Of course every time the faucet fell into the sink, the participants laughed a bit. As the number of times it fell increased, so did the volume of the laughter. That was just a bit more motivation to give up my effort.
So the following days were to busy to get to the plumber’s supply store, and forget about finding what you need at Lowe’s. Sure, you can buy a whole new outfit, which may be exactly what we end up doing if tomorrow’s trip doesn’t net me the result I need. But for now, Tony and I have settled on the versatility of a common household tool to fill in.
Who knows, what with the current state of the economy, this might be the next cool thing to do.
Once I got over myself and finished cooking and serving the meal, it seemed like the faucet was small potatoes – thanks mostly to a new dishwasher which was going to have to work overtime to get everything done.
The Classic French Seafood class ended with rave reviews. It’s hard to say what dish was the favored, but we’ll start with the simplist. A Shrimp and Mushroom Gratin. I’ll post later with a wonderful Mocha Roulade and perhaps the Crab and Breadcrumb stuffed Trout, but for now, we’ll begin at the beginning.
I was inspired by the title of this dish in my Secrets of the Great French Restaurants cookbook, (Louisette Bertholle) and I glanced over the ingredient list. I decided to sort of ‘take it from there’ as I put together this dish in class. It was, after all, a kind of ‘fly by the seat of my pants’ day.
I had identified the ingredients as similar to a NT Times recipe I had made numerous times, Scalloped Scallops.

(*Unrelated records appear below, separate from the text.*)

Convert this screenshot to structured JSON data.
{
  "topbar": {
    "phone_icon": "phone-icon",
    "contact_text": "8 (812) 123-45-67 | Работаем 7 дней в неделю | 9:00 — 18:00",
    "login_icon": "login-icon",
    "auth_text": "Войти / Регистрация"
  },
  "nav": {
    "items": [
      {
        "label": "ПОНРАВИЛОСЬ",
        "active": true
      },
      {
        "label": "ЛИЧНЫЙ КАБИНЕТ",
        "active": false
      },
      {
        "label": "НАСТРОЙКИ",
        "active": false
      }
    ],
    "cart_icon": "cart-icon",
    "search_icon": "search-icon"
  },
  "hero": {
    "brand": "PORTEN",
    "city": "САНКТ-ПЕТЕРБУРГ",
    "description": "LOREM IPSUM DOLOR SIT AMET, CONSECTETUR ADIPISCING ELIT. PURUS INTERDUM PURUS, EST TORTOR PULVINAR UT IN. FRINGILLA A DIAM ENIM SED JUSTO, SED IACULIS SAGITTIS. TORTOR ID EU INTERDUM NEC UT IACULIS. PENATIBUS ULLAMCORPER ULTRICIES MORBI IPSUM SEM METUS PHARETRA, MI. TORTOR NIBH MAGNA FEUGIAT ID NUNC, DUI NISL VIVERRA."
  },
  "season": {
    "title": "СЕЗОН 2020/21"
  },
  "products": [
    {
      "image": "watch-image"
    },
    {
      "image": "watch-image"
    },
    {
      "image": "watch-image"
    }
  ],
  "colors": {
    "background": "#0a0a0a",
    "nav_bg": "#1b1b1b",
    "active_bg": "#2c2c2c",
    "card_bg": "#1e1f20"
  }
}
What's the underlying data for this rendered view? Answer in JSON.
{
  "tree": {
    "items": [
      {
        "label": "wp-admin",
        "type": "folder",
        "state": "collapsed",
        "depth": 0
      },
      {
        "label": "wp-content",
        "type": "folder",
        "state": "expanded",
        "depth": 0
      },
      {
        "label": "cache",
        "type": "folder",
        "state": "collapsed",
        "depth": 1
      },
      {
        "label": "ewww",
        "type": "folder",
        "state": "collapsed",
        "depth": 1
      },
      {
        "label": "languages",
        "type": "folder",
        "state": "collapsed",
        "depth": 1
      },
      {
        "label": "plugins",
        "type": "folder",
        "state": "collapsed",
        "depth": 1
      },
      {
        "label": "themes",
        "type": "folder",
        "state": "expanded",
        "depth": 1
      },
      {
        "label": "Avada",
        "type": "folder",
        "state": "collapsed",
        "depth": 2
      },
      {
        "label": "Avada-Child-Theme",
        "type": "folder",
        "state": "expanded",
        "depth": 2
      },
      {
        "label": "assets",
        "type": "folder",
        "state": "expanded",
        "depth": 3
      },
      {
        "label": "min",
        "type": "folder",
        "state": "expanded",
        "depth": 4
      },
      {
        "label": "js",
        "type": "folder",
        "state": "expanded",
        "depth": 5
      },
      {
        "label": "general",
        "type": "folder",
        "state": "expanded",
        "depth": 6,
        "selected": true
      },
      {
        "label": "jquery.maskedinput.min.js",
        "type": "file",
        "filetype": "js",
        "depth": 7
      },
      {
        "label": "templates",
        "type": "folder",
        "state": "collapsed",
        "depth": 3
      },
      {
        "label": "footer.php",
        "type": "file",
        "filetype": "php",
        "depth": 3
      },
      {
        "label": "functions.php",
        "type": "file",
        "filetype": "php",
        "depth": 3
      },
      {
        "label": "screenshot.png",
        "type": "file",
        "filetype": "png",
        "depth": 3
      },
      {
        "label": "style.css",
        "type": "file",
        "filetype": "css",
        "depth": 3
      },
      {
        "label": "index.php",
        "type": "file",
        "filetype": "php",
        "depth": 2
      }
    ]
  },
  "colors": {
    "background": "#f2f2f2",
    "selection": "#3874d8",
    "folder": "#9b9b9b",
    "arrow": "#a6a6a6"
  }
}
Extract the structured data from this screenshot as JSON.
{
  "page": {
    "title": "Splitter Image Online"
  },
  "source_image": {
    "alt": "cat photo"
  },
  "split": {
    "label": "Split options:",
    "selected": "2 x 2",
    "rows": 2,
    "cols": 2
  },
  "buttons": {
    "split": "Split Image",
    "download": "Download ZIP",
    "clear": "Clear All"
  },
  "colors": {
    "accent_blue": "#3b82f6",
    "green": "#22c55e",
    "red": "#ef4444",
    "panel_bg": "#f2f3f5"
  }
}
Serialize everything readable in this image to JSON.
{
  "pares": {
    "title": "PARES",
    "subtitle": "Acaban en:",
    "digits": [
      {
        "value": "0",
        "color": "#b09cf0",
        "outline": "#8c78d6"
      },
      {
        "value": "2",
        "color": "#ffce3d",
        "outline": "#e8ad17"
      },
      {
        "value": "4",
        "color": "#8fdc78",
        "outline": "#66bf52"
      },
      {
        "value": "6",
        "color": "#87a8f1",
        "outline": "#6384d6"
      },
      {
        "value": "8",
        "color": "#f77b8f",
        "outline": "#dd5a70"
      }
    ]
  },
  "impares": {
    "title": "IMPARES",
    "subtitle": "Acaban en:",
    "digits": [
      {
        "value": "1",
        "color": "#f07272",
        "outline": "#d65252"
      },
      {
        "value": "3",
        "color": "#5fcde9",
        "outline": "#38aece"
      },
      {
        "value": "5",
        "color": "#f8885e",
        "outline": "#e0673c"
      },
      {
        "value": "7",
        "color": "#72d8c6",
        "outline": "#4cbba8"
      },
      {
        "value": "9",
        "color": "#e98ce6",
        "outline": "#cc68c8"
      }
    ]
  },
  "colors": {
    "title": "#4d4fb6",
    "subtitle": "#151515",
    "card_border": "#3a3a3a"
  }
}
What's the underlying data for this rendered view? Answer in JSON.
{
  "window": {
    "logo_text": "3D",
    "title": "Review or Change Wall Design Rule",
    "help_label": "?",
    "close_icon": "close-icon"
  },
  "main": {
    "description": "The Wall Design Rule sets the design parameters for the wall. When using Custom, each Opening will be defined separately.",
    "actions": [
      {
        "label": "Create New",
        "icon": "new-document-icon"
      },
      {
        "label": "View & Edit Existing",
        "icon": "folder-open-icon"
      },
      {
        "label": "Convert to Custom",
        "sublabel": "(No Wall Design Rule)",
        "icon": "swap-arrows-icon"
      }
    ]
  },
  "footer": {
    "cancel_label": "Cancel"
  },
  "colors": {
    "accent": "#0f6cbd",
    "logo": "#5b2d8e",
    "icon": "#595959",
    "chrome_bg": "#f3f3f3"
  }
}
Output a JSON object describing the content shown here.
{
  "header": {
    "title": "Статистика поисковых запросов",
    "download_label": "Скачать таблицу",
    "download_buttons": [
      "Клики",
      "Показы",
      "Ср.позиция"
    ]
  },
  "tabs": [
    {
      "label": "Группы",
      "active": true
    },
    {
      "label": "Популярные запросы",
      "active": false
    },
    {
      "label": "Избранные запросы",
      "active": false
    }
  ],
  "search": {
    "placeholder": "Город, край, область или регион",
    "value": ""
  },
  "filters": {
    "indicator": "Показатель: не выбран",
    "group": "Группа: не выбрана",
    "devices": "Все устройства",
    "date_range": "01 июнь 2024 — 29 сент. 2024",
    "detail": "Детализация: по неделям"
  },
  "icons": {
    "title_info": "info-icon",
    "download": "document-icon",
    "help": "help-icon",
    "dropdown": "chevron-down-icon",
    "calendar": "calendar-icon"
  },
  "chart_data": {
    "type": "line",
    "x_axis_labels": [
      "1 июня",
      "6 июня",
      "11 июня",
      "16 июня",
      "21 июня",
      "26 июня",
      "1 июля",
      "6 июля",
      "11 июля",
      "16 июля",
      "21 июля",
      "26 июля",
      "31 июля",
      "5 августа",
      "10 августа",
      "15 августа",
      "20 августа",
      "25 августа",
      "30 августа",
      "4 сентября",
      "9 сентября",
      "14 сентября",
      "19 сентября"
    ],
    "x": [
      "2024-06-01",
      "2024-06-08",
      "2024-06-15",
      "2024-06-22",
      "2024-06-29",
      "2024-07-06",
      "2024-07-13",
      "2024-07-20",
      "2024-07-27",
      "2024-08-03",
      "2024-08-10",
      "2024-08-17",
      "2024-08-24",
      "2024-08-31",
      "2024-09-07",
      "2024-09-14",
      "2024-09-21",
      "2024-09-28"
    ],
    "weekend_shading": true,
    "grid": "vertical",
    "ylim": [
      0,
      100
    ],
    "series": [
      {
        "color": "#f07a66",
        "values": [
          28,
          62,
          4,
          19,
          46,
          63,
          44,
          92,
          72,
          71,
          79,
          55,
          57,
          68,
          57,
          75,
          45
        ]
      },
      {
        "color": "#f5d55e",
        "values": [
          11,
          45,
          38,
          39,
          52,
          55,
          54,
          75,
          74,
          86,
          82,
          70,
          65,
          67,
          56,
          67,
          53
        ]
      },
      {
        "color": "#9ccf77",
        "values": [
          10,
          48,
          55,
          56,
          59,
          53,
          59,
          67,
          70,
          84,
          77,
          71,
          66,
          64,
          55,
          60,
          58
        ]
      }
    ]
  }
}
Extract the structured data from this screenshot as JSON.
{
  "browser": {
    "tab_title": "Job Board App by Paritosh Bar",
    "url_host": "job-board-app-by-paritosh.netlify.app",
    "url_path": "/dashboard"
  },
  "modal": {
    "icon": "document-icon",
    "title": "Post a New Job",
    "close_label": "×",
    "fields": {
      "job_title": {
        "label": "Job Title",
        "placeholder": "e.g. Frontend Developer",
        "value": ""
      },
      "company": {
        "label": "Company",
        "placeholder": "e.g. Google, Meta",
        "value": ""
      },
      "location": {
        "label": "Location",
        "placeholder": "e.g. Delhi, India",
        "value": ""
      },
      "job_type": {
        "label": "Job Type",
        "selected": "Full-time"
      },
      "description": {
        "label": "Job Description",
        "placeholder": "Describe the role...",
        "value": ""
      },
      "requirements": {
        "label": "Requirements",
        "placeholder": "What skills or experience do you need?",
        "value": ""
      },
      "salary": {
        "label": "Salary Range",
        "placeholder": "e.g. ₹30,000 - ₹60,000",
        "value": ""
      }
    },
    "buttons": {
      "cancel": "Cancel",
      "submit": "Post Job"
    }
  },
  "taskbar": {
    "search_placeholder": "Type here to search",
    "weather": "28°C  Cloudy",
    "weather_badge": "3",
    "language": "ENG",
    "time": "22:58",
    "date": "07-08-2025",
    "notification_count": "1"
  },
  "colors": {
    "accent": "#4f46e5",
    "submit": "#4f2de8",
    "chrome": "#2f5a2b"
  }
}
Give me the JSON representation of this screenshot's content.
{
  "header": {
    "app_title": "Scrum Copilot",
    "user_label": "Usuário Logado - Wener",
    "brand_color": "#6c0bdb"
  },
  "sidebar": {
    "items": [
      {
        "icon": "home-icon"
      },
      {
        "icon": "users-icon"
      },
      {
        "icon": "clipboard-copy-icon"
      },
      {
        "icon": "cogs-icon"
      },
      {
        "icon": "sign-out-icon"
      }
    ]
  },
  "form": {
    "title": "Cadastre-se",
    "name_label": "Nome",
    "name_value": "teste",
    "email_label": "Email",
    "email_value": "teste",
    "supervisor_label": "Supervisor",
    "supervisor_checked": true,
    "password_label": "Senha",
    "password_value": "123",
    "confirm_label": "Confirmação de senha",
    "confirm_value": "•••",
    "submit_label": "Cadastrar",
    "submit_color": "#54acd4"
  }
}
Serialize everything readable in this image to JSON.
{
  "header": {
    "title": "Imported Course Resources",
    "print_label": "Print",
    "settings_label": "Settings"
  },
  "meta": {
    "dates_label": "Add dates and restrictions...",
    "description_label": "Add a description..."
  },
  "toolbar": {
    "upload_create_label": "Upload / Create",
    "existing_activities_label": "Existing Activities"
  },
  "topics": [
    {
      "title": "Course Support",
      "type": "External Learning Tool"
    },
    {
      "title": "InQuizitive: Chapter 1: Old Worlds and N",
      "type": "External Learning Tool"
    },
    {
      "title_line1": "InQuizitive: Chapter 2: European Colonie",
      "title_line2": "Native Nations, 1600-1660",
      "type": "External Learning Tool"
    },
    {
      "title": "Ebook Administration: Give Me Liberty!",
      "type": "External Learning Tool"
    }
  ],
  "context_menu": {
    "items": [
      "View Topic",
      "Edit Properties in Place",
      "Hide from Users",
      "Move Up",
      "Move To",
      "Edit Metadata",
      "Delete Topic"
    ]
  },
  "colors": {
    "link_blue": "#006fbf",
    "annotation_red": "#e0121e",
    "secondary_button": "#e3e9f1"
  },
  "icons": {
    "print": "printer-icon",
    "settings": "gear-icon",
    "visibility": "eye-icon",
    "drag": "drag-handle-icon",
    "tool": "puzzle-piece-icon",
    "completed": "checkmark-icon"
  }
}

I figured that I couldn’t go too far wrong in following my instincts to put the ingredients together in similar fashion. I served the gratin in scallop shells for the convenience of single serving portion control; you could certainly use a shallow gratin dish for main dish service.
Shrimp and Mushroom Gratin
24 large shrimp, peeled, deveined and patted dry
2 cups quartered mushrooms
salt, pepper, nutmeg and cayenne to taste
1 large shallot, minced
1 large clove garlic, minced
1 Tbls flour
2-3 oz dry white wine
heavy cream, perhaps 1/3 cup
2 ounces grated Gruyere cheese
Heat about 1 Tbls of olive oil and 1 Tlbs of butter in a saute pan. Saute 1/2 of the mushrooms with a bit of salt and pepper and cook until the mushrooms begin to brown. Remove to a plate. Repeat with the remaining mushrooms, keeping the heat rather high, but not so much so that the pan smokes.
Add a bit more butter and olive oil and saute the shrimp until they are just beginning to turn pink. Add to the mushrooms on the plate. Add the shallot to the pan with a bit more butter, if needed and cook until softened. Add the garlic and flour. Stir for about a minute to allow the flour to cook, then add the wine. Reduce until very thick. Pour in the cream and heat to a bubble. Taste for seasoning, adding a few gratings of nutmeg and a pinch of cayenne. Return the mushrooms and shrimp to the pan and stir until the shrimp are barely done, about 1 minute. Heat the broiler to high.
Divide the shrimp equally between the scallop shells or gratin dishes and sprinkle with the cheese. Broil about 2-3 minutes, watching closely, until bubbly and slightly browned. Remove and serve immediately. Makes 8 appetizer portions.